• _EXERCISE BRIEF_:
Filter these entries, keeping only lines that hold the word "subtitle".

[Data records for software interfaces]
************

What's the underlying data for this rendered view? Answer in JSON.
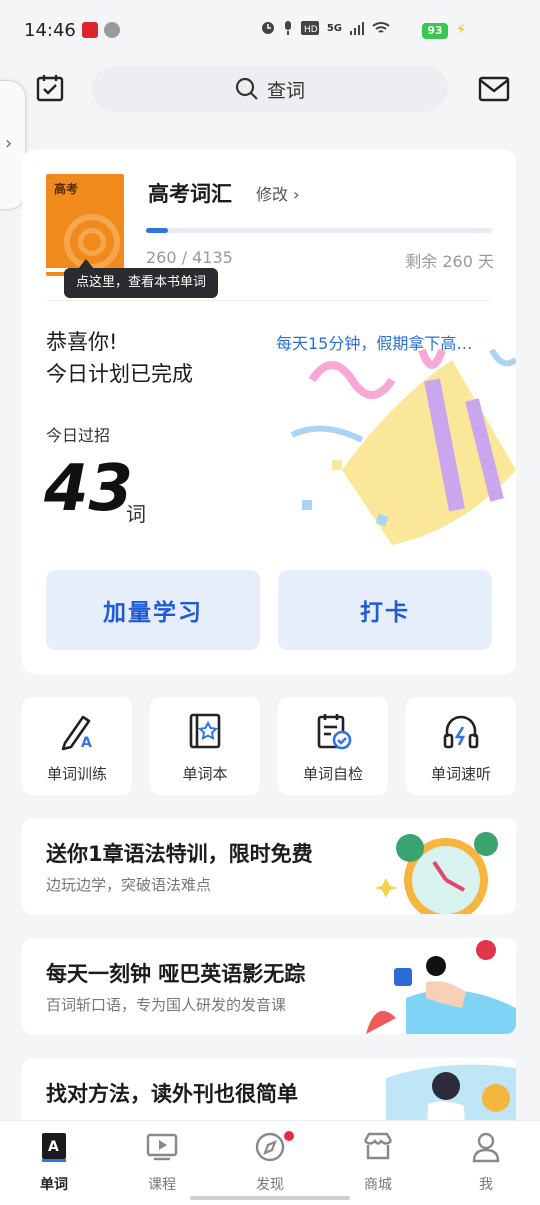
{
  "status_bar": {
    "time": "14:46",
    "network": "5G",
    "battery": "93",
    "colors": {
      "battery": "#35c74e"
    }
  },
  "top_bar": {
    "search_placeholder": "查词"
  },
  "book": {
    "cover_title": "高考",
    "title": "高考词汇",
    "edit_label": "修改 ›",
    "progress_text": "260 / 4135",
    "progress_fraction": 0.063,
    "remaining_text": "剩余 260 天",
    "tooltip": "点这里，查看本书单词"
  },
  "plan": {
    "congrats_line1": "恭喜你!",
    "congrats_line2": "今日计划已完成",
    "motto": "每天15分钟，假期拿下高…",
    "today_label": "今日过招",
    "today_count": "43",
    "today_unit": "词"
  },
  "buttons": {
    "study_more": "加量学习",
    "check_in": "打卡"
  },
  "quick_entries": [
    {
      "label": "单词训练",
      "icon": "pencil-icon"
    },
    {
      "label": "单词本",
      "icon": "notebook-star-icon"
    },
    {
      "label": "单词自检",
      "icon": "clipboard-check-icon"
    },
    {
      "label": "单词速听",
      "icon": "headphones-icon"
    }
  ],
  "promos": [
    {
      "title": "送你1章语法特训，限时免费",
      "subtitle": "边玩边学，突破语法难点"
    },
    {
      "title": "每天一刻钟 哑巴英语影无踪",
      "subtitle": "百词斩口语，专为国人研发的发音课"
    },
    {
      "title": "找对方法，读外刊也很简单",
      "subtitle": ""
    }
  ],
  "tabs": [
    {
      "label": "单词",
      "active": true
    },
    {
      "label": "课程",
      "active": false
    },
    {
      "label": "发现",
      "active": false
    },
    {
      "label": "商城",
      "active": false
    },
    {
      "label": "我",
      "active": false
    }
  ],
  "colors": {
    "accent": "#2f74e8",
    "button_bg": "#e6eefc",
    "button_text": "#1f5bd6",
    "badge": "#f0283c"
  }
}
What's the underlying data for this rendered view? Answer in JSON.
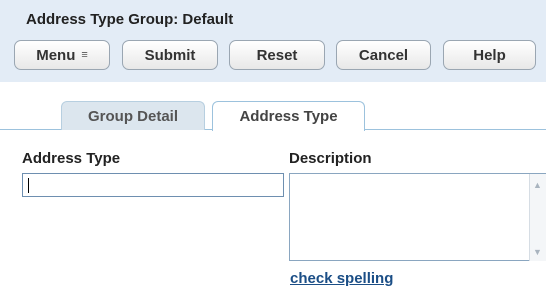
{
  "header": {
    "title": "Address Type Group: Default"
  },
  "toolbar": {
    "menu_label": "Menu",
    "menu_glyph": "≡",
    "submit_label": "Submit",
    "reset_label": "Reset",
    "cancel_label": "Cancel",
    "help_label": "Help"
  },
  "tabs": [
    {
      "label": "Group Detail",
      "active": false
    },
    {
      "label": "Address Type",
      "active": true
    }
  ],
  "form": {
    "address_type_label": "Address Type",
    "address_type_value": "",
    "description_label": "Description",
    "description_value": "",
    "check_spelling_link": "check spelling"
  },
  "scrollbar": {
    "up_icon": "chevron-up",
    "down_icon": "chevron-down"
  }
}
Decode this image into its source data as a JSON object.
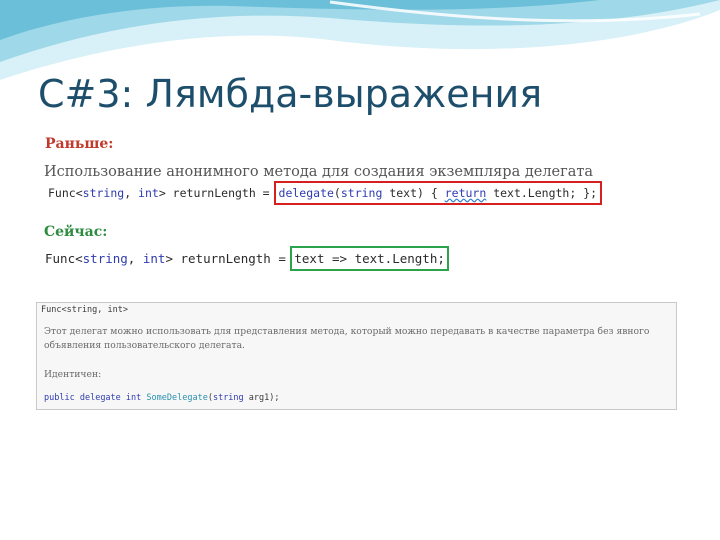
{
  "slide": {
    "title": "C#3: Лямбда-выражения",
    "before_label": "Раньше:",
    "description": "Использование анонимного метода для создания экземпляра делегата",
    "code_before": {
      "func": "Func",
      "lt": "<",
      "t1": "string",
      "comma": ", ",
      "t2": "int",
      "gt": "> returnLength = ",
      "delegate": "delegate",
      "params_open": "(",
      "ptype": "string",
      "params_rest": " text) { ",
      "ret": "return",
      "body": " text.Length; };"
    },
    "now_label": "Сейчас:",
    "code_now": {
      "func": "Func",
      "lt": "<",
      "t1": "string",
      "comma": ", ",
      "t2": "int",
      "gt": "> returnLength = ",
      "lambda": "text => text.Length;"
    },
    "tooltip": {
      "signature": "Func<string, int>",
      "text": "Этот делегат можно использовать для представления метода, который можно передавать в качестве параметра без явного объявления пользовательского делегата.",
      "identical": "Идентичен:",
      "code": {
        "kw1": "public",
        "kw2": "delegate",
        "kw3": "int",
        "name": "SomeDelegate",
        "open": "(",
        "kw4": "string",
        "rest": " arg1);"
      }
    },
    "colors": {
      "title": "#1d4e6b",
      "before_label": "#c0392b",
      "now_label": "#2e8b3f",
      "highlight_red": "#d62020",
      "highlight_green": "#2aa34a",
      "keyword": "#2f3cb0",
      "wave_light": "#bfe6f1",
      "wave_mid": "#7cc7de"
    }
  }
}
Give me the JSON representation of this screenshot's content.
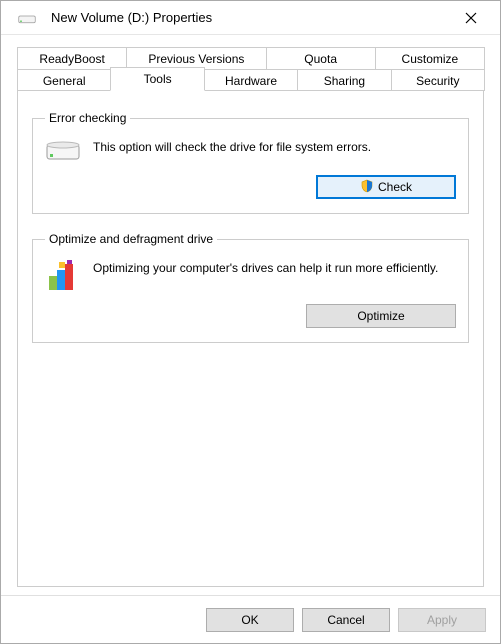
{
  "window": {
    "title": "New Volume (D:) Properties"
  },
  "tabs": {
    "row1": [
      "ReadyBoost",
      "Previous Versions",
      "Quota",
      "Customize"
    ],
    "row2": [
      "General",
      "Tools",
      "Hardware",
      "Sharing",
      "Security"
    ],
    "active": "Tools"
  },
  "error_checking": {
    "legend": "Error checking",
    "description": "This option will check the drive for file system errors.",
    "button_label": "Check",
    "icon": "shield-icon"
  },
  "optimize": {
    "legend": "Optimize and defragment drive",
    "description": "Optimizing your computer's drives can help it run more efficiently.",
    "button_label": "Optimize",
    "icon": "defrag-icon"
  },
  "dialog_buttons": {
    "ok": "OK",
    "cancel": "Cancel",
    "apply": "Apply"
  }
}
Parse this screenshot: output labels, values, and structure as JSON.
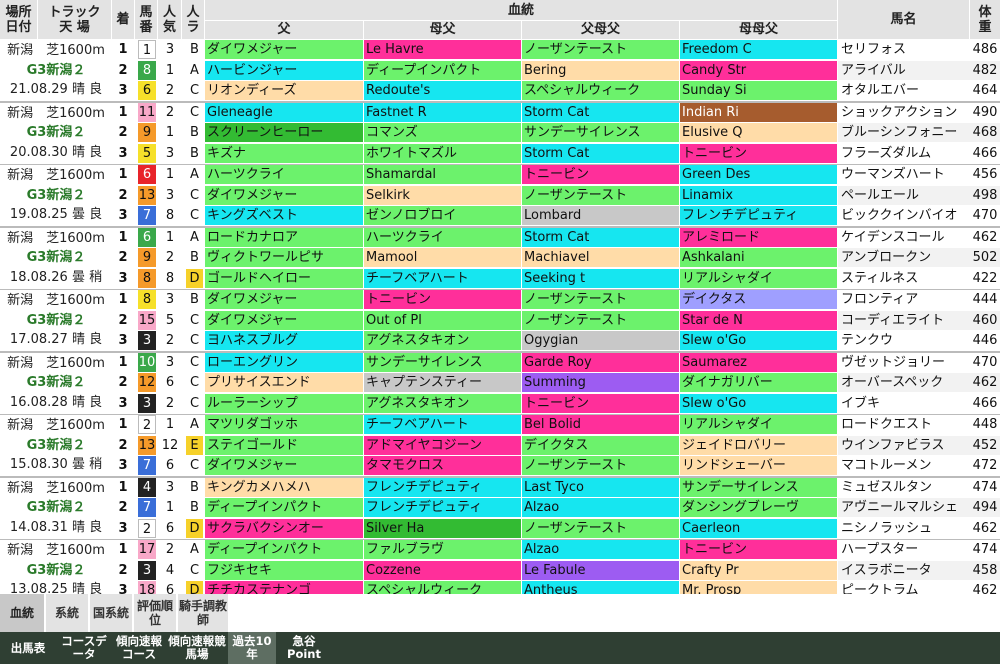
{
  "header": {
    "place_date": [
      "場所",
      "日付"
    ],
    "track": [
      "トラック",
      "天 場"
    ],
    "rank": "着",
    "horse_no": [
      "馬",
      "番"
    ],
    "pop": [
      "人",
      "気"
    ],
    "ra": [
      "人",
      "ラ"
    ],
    "pedigree": "血統",
    "sire": "父",
    "dam_sire": "母父",
    "sire_dam_sire": "父母父",
    "dam_dam_sire": "母母父",
    "horse_name": "馬名",
    "weight": [
      "体",
      "重"
    ]
  },
  "colors": {
    "green": "#6cf26c",
    "dkgreen": "#33bb33",
    "magenta": "#ff2f9a",
    "cyan": "#16e6f0",
    "peach": "#ffdca8",
    "purple": "#9d5cf2",
    "gray": "#c8c8c8",
    "brown": "#a65c2e",
    "lavender": "#9f9fff",
    "white": "#ffffff"
  },
  "races": [
    {
      "line1": "新潟　芝1600m",
      "line2": "G3新潟２",
      "line3": "21.08.29 晴 良",
      "rows": [
        {
          "rank": "1",
          "no": "1",
          "no_color": "#ffffff",
          "no_text": "#111",
          "pop": "3",
          "ra": "B",
          "ra_color": "",
          "sire": "ダイワメジャー",
          "sire_c": "green",
          "ds": "Le Havre",
          "ds_c": "magenta",
          "sds": "ノーザンテースト",
          "sds_c": "green",
          "dds": "Freedom C",
          "dds_c": "cyan",
          "name": "セリフォス",
          "wt": "486"
        },
        {
          "rank": "2",
          "no": "8",
          "no_color": "#3aa84a",
          "no_text": "#fff",
          "pop": "1",
          "ra": "A",
          "ra_color": "",
          "sire": "ハービンジャー",
          "sire_c": "cyan",
          "ds": "ディープインパクト",
          "ds_c": "green",
          "sds": "Bering",
          "sds_c": "peach",
          "dds": "Candy Str",
          "dds_c": "magenta",
          "name": "アライバル",
          "wt": "482"
        },
        {
          "rank": "3",
          "no": "6",
          "no_color": "#f6e02a",
          "no_text": "#111",
          "pop": "2",
          "ra": "C",
          "ra_color": "",
          "sire": "リオンディーズ",
          "sire_c": "peach",
          "ds": "Redoute's",
          "ds_c": "cyan",
          "sds": "スペシャルウィーク",
          "sds_c": "green",
          "dds": "Sunday Si",
          "dds_c": "green",
          "name": "オタルエバー",
          "wt": "464"
        }
      ]
    },
    {
      "line1": "新潟　芝1600m",
      "line2": "G3新潟２",
      "line3": "20.08.30 晴 良",
      "rows": [
        {
          "rank": "1",
          "no": "11",
          "no_color": "#f8a8c8",
          "no_text": "#111",
          "pop": "2",
          "ra": "C",
          "ra_color": "",
          "sire": "Gleneagle",
          "sire_c": "cyan",
          "ds": "Fastnet R",
          "ds_c": "cyan",
          "sds": "Storm Cat",
          "sds_c": "cyan",
          "dds": "Indian Ri",
          "dds_c": "brown",
          "name": "ショックアクション",
          "wt": "490"
        },
        {
          "rank": "2",
          "no": "9",
          "no_color": "#f59a2a",
          "no_text": "#111",
          "pop": "1",
          "ra": "B",
          "ra_color": "",
          "sire": "スクリーンヒーロー",
          "sire_c": "dkgreen",
          "ds": "コマンズ",
          "ds_c": "green",
          "sds": "サンデーサイレンス",
          "sds_c": "green",
          "dds": "Elusive Q",
          "dds_c": "peach",
          "name": "ブルーシンフォニー",
          "wt": "468"
        },
        {
          "rank": "3",
          "no": "5",
          "no_color": "#f6e02a",
          "no_text": "#111",
          "pop": "3",
          "ra": "B",
          "ra_color": "",
          "sire": "キズナ",
          "sire_c": "green",
          "ds": "ホワイトマズル",
          "ds_c": "green",
          "sds": "Storm Cat",
          "sds_c": "cyan",
          "dds": "トニービン",
          "dds_c": "magenta",
          "name": "フラーズダルム",
          "wt": "466"
        }
      ]
    },
    {
      "line1": "新潟　芝1600m",
      "line2": "G3新潟２",
      "line3": "19.08.25 曇 良",
      "rows": [
        {
          "rank": "1",
          "no": "6",
          "no_color": "#e8242a",
          "no_text": "#fff",
          "pop": "1",
          "ra": "A",
          "ra_color": "",
          "sire": "ハーツクライ",
          "sire_c": "green",
          "ds": "Shamardal",
          "ds_c": "green",
          "sds": "トニービン",
          "sds_c": "magenta",
          "dds": "Green Des",
          "dds_c": "cyan",
          "name": "ウーマンズハート",
          "wt": "456"
        },
        {
          "rank": "2",
          "no": "13",
          "no_color": "#f59a2a",
          "no_text": "#111",
          "pop": "3",
          "ra": "C",
          "ra_color": "",
          "sire": "ダイワメジャー",
          "sire_c": "green",
          "ds": "Selkirk",
          "ds_c": "peach",
          "sds": "ノーザンテースト",
          "sds_c": "green",
          "dds": "Linamix",
          "dds_c": "cyan",
          "name": "ペールエール",
          "wt": "498"
        },
        {
          "rank": "3",
          "no": "7",
          "no_color": "#3a6ed8",
          "no_text": "#fff",
          "pop": "8",
          "ra": "C",
          "ra_color": "",
          "sire": "キングズベスト",
          "sire_c": "cyan",
          "ds": "ゼンノロブロイ",
          "ds_c": "green",
          "sds": "Lombard",
          "sds_c": "gray",
          "dds": "フレンチデピュティ",
          "dds_c": "cyan",
          "name": "ビッククインバイオ",
          "wt": "470"
        }
      ]
    },
    {
      "line1": "新潟　芝1600m",
      "line2": "G3新潟２",
      "line3": "18.08.26 曇 稍",
      "rows": [
        {
          "rank": "1",
          "no": "6",
          "no_color": "#3aa84a",
          "no_text": "#fff",
          "pop": "1",
          "ra": "A",
          "ra_color": "",
          "sire": "ロードカナロア",
          "sire_c": "green",
          "ds": "ハーツクライ",
          "ds_c": "green",
          "sds": "Storm Cat",
          "sds_c": "cyan",
          "dds": "アレミロード",
          "dds_c": "magenta",
          "name": "ケイデンスコール",
          "wt": "462"
        },
        {
          "rank": "2",
          "no": "9",
          "no_color": "#f59a2a",
          "no_text": "#111",
          "pop": "2",
          "ra": "B",
          "ra_color": "",
          "sire": "ヴィクトワールピサ",
          "sire_c": "green",
          "ds": "Mamool",
          "ds_c": "peach",
          "sds": "Machiavel",
          "sds_c": "peach",
          "dds": "Ashkalani",
          "dds_c": "green",
          "name": "アンブロークン",
          "wt": "502"
        },
        {
          "rank": "3",
          "no": "8",
          "no_color": "#f59a2a",
          "no_text": "#111",
          "pop": "8",
          "ra": "D",
          "ra_color": "#f6d12a",
          "sire": "ゴールドヘイロー",
          "sire_c": "green",
          "ds": "チーフベアハート",
          "ds_c": "cyan",
          "sds": "Seeking t",
          "sds_c": "cyan",
          "dds": "リアルシャダイ",
          "dds_c": "green",
          "name": "スティルネス",
          "wt": "422"
        }
      ]
    },
    {
      "line1": "新潟　芝1600m",
      "line2": "G3新潟２",
      "line3": "17.08.27 晴 良",
      "rows": [
        {
          "rank": "1",
          "no": "8",
          "no_color": "#f6e02a",
          "no_text": "#111",
          "pop": "3",
          "ra": "B",
          "ra_color": "",
          "sire": "ダイワメジャー",
          "sire_c": "green",
          "ds": "トニービン",
          "ds_c": "magenta",
          "sds": "ノーザンテースト",
          "sds_c": "green",
          "dds": "デイクタス",
          "dds_c": "lavender",
          "name": "フロンティア",
          "wt": "444"
        },
        {
          "rank": "2",
          "no": "15",
          "no_color": "#f8a8c8",
          "no_text": "#111",
          "pop": "5",
          "ra": "C",
          "ra_color": "",
          "sire": "ダイワメジャー",
          "sire_c": "green",
          "ds": "Out of Pl",
          "ds_c": "green",
          "sds": "ノーザンテースト",
          "sds_c": "green",
          "dds": "Star de N",
          "dds_c": "magenta",
          "name": "コーディエライト",
          "wt": "460"
        },
        {
          "rank": "3",
          "no": "3",
          "no_color": "#222222",
          "no_text": "#fff",
          "pop": "2",
          "ra": "C",
          "ra_color": "",
          "sire": "ヨハネスブルグ",
          "sire_c": "cyan",
          "ds": "アグネスタキオン",
          "ds_c": "green",
          "sds": "Ogygian",
          "sds_c": "gray",
          "dds": "Slew o'Go",
          "dds_c": "cyan",
          "name": "テンクウ",
          "wt": "446"
        }
      ]
    },
    {
      "line1": "新潟　芝1600m",
      "line2": "G3新潟２",
      "line3": "16.08.28 晴 良",
      "rows": [
        {
          "rank": "1",
          "no": "10",
          "no_color": "#3aa84a",
          "no_text": "#fff",
          "pop": "3",
          "ra": "C",
          "ra_color": "",
          "sire": "ローエングリン",
          "sire_c": "cyan",
          "ds": "サンデーサイレンス",
          "ds_c": "green",
          "sds": "Garde Roy",
          "sds_c": "magenta",
          "dds": "Saumarez",
          "dds_c": "magenta",
          "name": "ヴゼットジョリー",
          "wt": "470"
        },
        {
          "rank": "2",
          "no": "12",
          "no_color": "#f59a2a",
          "no_text": "#111",
          "pop": "6",
          "ra": "C",
          "ra_color": "",
          "sire": "プリサイスエンド",
          "sire_c": "peach",
          "ds": "キャプテンスティー",
          "ds_c": "gray",
          "sds": "Summing",
          "sds_c": "purple",
          "dds": "ダイナガリバー",
          "dds_c": "green",
          "name": "オーバースペック",
          "wt": "462"
        },
        {
          "rank": "3",
          "no": "3",
          "no_color": "#222222",
          "no_text": "#fff",
          "pop": "2",
          "ra": "C",
          "ra_color": "",
          "sire": "ルーラーシップ",
          "sire_c": "green",
          "ds": "アグネスタキオン",
          "ds_c": "green",
          "sds": "トニービン",
          "sds_c": "magenta",
          "dds": "Slew o'Go",
          "dds_c": "cyan",
          "name": "イブキ",
          "wt": "466"
        }
      ]
    },
    {
      "line1": "新潟　芝1600m",
      "line2": "G3新潟２",
      "line3": "15.08.30 曇 稍",
      "rows": [
        {
          "rank": "1",
          "no": "2",
          "no_color": "#ffffff",
          "no_text": "#111",
          "pop": "1",
          "ra": "A",
          "ra_color": "",
          "sire": "マツリダゴッホ",
          "sire_c": "green",
          "ds": "チーフベアハート",
          "ds_c": "cyan",
          "sds": "Bel Bolid",
          "sds_c": "magenta",
          "dds": "リアルシャダイ",
          "dds_c": "green",
          "name": "ロードクエスト",
          "wt": "448"
        },
        {
          "rank": "2",
          "no": "13",
          "no_color": "#f59a2a",
          "no_text": "#111",
          "pop": "12",
          "ra": "E",
          "ra_color": "#f6d12a",
          "sire": "ステイゴールド",
          "sire_c": "green",
          "ds": "アドマイヤコジーン",
          "ds_c": "magenta",
          "sds": "デイクタス",
          "sds_c": "green",
          "dds": "ジェイドロバリー",
          "dds_c": "peach",
          "name": "ウインファビラス",
          "wt": "452"
        },
        {
          "rank": "3",
          "no": "7",
          "no_color": "#3a6ed8",
          "no_text": "#fff",
          "pop": "6",
          "ra": "C",
          "ra_color": "",
          "sire": "ダイワメジャー",
          "sire_c": "green",
          "ds": "タマモクロス",
          "ds_c": "magenta",
          "sds": "ノーザンテースト",
          "sds_c": "green",
          "dds": "リンドシェーバー",
          "dds_c": "peach",
          "name": "マコトルーメン",
          "wt": "472"
        }
      ]
    },
    {
      "line1": "新潟　芝1600m",
      "line2": "G3新潟２",
      "line3": "14.08.31 晴 良",
      "rows": [
        {
          "rank": "1",
          "no": "4",
          "no_color": "#222222",
          "no_text": "#fff",
          "pop": "3",
          "ra": "B",
          "ra_color": "",
          "sire": "キングカメハメハ",
          "sire_c": "peach",
          "ds": "フレンチデピュティ",
          "ds_c": "cyan",
          "sds": "Last Tyco",
          "sds_c": "cyan",
          "dds": "サンデーサイレンス",
          "dds_c": "green",
          "name": "ミュゼスルタン",
          "wt": "474"
        },
        {
          "rank": "2",
          "no": "7",
          "no_color": "#3a6ed8",
          "no_text": "#fff",
          "pop": "1",
          "ra": "B",
          "ra_color": "",
          "sire": "ディープインパクト",
          "sire_c": "green",
          "ds": "フレンチデピュティ",
          "ds_c": "cyan",
          "sds": "Alzao",
          "sds_c": "cyan",
          "dds": "ダンシングブレーヴ",
          "dds_c": "green",
          "name": "アヴニールマルシェ",
          "wt": "494"
        },
        {
          "rank": "3",
          "no": "2",
          "no_color": "#ffffff",
          "no_text": "#111",
          "pop": "6",
          "ra": "D",
          "ra_color": "#f6d12a",
          "sire": "サクラバクシンオー",
          "sire_c": "magenta",
          "ds": "Silver Ha",
          "ds_c": "dkgreen",
          "sds": "ノーザンテースト",
          "sds_c": "green",
          "dds": "Caerleon",
          "dds_c": "cyan",
          "name": "ニシノラッシュ",
          "wt": "462"
        }
      ]
    },
    {
      "line1": "新潟　芝1600m",
      "line2": "G3新潟２",
      "line3": "13.08.25 晴 良",
      "rows": [
        {
          "rank": "1",
          "no": "17",
          "no_color": "#f8a8c8",
          "no_text": "#111",
          "pop": "2",
          "ra": "A",
          "ra_color": "",
          "sire": "ディープインパクト",
          "sire_c": "green",
          "ds": "ファルブラヴ",
          "ds_c": "green",
          "sds": "Alzao",
          "sds_c": "cyan",
          "dds": "トニービン",
          "dds_c": "magenta",
          "name": "ハープスター",
          "wt": "474"
        },
        {
          "rank": "2",
          "no": "3",
          "no_color": "#222222",
          "no_text": "#fff",
          "pop": "4",
          "ra": "C",
          "ra_color": "",
          "sire": "フジキセキ",
          "sire_c": "green",
          "ds": "Cozzene",
          "ds_c": "magenta",
          "sds": "Le Fabule",
          "sds_c": "purple",
          "dds": "Crafty Pr",
          "dds_c": "peach",
          "name": "イスラボニータ",
          "wt": "458"
        },
        {
          "rank": "3",
          "no": "18",
          "no_color": "#f8a8c8",
          "no_text": "#111",
          "pop": "6",
          "ra": "D",
          "ra_color": "#f6d12a",
          "sire": "チチカステナンゴ",
          "sire_c": "magenta",
          "ds": "スペシャルウィーク",
          "ds_c": "green",
          "sds": "Antheus",
          "sds_c": "cyan",
          "dds": "Mr. Prosp",
          "dds_c": "peach",
          "name": "ピークトラム",
          "wt": "462"
        }
      ]
    }
  ],
  "subtabs": [
    {
      "label": "血統",
      "active": true
    },
    {
      "label": "系統",
      "active": false
    },
    {
      "label": "国系統",
      "active": false
    },
    {
      "label": "評価順位",
      "active": false
    },
    {
      "label": "騎手調教師",
      "active": false
    }
  ],
  "bottom_tabs": [
    {
      "label": "出馬表",
      "active": false
    },
    {
      "label": "コースデータ",
      "active": false
    },
    {
      "label": "傾向速報コース",
      "active": false
    },
    {
      "label": "傾向速報競馬場",
      "active": false
    },
    {
      "label": "過去10年",
      "active": true
    },
    {
      "label": "急谷Point",
      "active": false
    }
  ]
}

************

• _RESPONSE FOR THIS EXERCISE_:
      "subtitle": "边玩边学，突破语法难点"
      "subtitle": "百词斩口语，专为国人研发的发音课"
      "subtitle": ""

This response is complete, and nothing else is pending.